(Material for the task)
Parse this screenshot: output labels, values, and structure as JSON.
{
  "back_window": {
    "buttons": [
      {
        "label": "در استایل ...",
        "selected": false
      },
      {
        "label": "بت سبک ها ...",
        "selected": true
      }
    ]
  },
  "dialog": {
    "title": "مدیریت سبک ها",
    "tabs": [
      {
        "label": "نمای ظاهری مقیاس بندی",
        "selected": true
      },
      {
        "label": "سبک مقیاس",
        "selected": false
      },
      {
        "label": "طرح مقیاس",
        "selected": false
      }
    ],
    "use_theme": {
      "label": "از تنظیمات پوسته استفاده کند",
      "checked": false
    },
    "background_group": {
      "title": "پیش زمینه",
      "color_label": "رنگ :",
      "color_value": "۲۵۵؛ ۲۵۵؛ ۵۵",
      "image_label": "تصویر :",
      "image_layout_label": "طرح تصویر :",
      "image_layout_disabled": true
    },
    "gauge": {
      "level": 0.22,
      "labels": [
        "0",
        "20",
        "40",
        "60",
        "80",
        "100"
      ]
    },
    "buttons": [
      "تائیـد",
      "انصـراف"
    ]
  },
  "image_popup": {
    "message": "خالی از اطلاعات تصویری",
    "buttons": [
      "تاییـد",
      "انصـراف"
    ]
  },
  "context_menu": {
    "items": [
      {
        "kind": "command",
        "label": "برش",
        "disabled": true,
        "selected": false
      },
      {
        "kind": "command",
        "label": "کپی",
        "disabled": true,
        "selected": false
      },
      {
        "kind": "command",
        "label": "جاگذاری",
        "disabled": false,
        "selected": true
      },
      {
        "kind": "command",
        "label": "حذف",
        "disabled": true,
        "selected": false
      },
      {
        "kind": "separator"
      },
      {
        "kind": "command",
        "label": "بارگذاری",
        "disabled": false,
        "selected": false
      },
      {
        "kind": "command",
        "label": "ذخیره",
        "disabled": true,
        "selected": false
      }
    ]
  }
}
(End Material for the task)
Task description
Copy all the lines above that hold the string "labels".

Solution to this problem
Parse this screenshot: output labels, values, and structure as JSON.
      "labels": [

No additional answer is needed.